On the other hand, much of the work of governments is now driven by the imperative of ‘security’. Here, attempts are being made to reassert national and urban borders. This is being done to try and keep, or at least be seen to keep, such risks (suicide bombers, weapons of mass destruction, malign computer code, militant asylum seekers, SARS viruses) away from the West’s fragile cities and their vulnerable inhabitants and economies.

 

The great risk of all these proliferating assaults on cities and urban life in the current period, of course, is that our rapidly urbanising world is being forced to polarise artificially between two fundamentalist positions. Both of them are, in fact, worryingly similar. At their root, both problematise the power of cities to generate hope and wealth for the global and mixed-up diasporas that find their homes there.Whether it be George Bush’s Christian fundamentalism – which uses racist Orientalism to portray all Muslims as inherently terroristic and barbarian – or bin Laden’s Islamic fundamentalism – which suggests that only a ‘pure’ Islamic space can address the needs of Muslims – both of the ideologies fuelling the current urban killing spree are equally dangerous.

 

For architects and urbanists, therefore, the challenge is to fight for open, pluralistic cities, through practice, research and theory. This work must involve a concerted resistance against widespread and naïve calls for the complete remodelling of cities to face the purported risks of terror. This is a very real, but a very stealthy battle. Already, for example, some suburban US municipalities around Washington DC are bringing in zoning ordinances to ensure that buildings are pushed even further apart than is currently normal in such spaces, to further reduce the likely impact of terrorist attacks.

 

In addition, many downtowns are being fortressed and saturated with military-style electronic surveillance systems. The global growth of gated communities is gaining further speed because such closed communities tap into the urban zeitgeist of anxiety that has only deepened since 9/11. The post-9/11 ‘state of emergency’ is being used to justify a major crackdown on Arab-Americans and Europeans involving mass incarceration without trial. Finally, a major lobby is growing to try and tempt more and more public money into ever more elaborate urban ‘security initiatives’.

 

Never before have the challenges of urban practice and those of peace building been so closely interwoven. The task now is to reject the prospect of both holy terror and the national security state equally and determinedly. The ethics of architecture, urban design and planning need to be strengthened as a key part of the broader, globe-spanning political battle for an open, urban, global civil society founded on democracy, tolerance and pluralism. This does not mean, of course, that those planning catastrophic terrorist attacks should not be apprehended with all vigour.
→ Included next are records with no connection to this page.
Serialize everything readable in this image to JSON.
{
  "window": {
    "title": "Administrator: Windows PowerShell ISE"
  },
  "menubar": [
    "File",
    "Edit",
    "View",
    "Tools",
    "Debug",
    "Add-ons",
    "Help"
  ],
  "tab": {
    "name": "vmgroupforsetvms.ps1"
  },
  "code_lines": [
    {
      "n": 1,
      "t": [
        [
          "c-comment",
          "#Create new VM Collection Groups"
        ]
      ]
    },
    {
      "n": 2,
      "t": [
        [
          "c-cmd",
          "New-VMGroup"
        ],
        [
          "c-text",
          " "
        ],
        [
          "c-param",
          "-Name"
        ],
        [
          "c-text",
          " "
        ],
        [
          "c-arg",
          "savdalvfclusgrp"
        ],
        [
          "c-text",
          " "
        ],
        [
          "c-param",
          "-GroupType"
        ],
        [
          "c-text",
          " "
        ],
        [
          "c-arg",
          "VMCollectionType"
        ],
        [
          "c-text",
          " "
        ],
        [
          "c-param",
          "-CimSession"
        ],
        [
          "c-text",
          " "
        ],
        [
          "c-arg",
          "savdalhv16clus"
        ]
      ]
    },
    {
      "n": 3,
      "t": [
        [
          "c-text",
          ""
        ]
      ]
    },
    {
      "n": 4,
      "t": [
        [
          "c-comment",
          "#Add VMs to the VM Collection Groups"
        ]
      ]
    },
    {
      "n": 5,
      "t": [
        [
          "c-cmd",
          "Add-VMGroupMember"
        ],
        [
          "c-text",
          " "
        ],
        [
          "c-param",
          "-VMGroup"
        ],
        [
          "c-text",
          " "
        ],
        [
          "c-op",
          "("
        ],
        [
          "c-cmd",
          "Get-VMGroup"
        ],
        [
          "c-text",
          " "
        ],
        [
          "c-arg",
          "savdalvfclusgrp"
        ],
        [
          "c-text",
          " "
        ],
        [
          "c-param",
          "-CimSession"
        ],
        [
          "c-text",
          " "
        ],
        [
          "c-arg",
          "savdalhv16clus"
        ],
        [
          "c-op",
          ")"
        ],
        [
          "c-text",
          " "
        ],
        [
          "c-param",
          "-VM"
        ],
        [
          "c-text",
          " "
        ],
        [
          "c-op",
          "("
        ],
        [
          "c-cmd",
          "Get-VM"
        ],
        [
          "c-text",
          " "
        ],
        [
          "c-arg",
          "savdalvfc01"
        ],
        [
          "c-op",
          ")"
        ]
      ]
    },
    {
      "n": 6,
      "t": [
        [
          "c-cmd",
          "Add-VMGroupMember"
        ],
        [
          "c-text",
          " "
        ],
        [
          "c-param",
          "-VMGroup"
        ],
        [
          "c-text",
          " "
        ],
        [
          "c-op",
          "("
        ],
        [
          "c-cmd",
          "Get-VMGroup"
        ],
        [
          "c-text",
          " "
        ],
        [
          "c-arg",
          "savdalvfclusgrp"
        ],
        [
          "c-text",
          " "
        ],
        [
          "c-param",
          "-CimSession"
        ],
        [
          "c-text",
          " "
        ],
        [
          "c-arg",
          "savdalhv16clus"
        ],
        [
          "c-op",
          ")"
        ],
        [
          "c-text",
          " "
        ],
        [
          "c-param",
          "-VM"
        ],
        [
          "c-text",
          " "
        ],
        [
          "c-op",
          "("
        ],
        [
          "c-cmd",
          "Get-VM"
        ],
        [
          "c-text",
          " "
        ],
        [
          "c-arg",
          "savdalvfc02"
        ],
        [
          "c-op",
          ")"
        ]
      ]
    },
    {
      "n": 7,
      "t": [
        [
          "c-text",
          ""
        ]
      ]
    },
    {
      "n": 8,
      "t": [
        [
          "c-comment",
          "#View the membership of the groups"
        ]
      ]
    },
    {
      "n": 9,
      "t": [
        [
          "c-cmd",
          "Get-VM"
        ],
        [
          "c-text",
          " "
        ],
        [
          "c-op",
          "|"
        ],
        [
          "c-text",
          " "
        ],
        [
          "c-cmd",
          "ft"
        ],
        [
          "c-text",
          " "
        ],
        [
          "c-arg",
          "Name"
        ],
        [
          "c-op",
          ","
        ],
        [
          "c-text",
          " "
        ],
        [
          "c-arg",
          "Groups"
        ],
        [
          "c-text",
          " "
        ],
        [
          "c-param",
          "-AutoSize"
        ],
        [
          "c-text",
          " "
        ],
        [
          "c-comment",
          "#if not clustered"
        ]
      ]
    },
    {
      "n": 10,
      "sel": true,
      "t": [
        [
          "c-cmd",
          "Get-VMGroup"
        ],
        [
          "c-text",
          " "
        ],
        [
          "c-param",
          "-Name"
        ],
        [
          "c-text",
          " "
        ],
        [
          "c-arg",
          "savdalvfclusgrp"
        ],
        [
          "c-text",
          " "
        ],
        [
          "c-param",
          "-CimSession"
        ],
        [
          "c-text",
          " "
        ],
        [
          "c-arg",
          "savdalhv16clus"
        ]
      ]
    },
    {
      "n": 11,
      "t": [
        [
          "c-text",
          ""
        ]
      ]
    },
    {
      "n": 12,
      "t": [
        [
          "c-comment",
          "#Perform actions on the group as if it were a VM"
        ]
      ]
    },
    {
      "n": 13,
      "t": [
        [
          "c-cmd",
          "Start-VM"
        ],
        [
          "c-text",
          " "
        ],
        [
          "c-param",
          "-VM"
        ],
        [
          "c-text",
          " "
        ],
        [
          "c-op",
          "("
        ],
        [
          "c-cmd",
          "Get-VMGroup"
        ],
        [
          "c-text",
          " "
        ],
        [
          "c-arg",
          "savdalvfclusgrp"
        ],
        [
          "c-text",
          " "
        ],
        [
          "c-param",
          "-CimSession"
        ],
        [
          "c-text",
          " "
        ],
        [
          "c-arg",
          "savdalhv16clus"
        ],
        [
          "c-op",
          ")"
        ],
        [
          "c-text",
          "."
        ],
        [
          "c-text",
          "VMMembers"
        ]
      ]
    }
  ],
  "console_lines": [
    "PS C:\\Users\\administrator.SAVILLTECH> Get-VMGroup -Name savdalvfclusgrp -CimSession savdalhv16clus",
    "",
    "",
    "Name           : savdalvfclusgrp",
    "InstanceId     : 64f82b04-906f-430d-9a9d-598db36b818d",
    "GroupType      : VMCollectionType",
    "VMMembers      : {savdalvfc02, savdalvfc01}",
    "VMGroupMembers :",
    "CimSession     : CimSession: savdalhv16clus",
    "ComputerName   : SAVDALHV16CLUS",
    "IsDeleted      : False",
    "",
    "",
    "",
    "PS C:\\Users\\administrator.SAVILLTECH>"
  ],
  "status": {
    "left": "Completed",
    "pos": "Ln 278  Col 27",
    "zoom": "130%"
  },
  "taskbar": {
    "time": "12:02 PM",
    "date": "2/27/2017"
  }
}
What it does mean is that the spatial and technical architectures of democratic and hybrid cities should not be reconfigured to achieve this end.

 

Stephen Graham is Professor of Human Geography at Durham University. His new book, Cities, War and Terrorism, will be published by Blackwell in September 2004.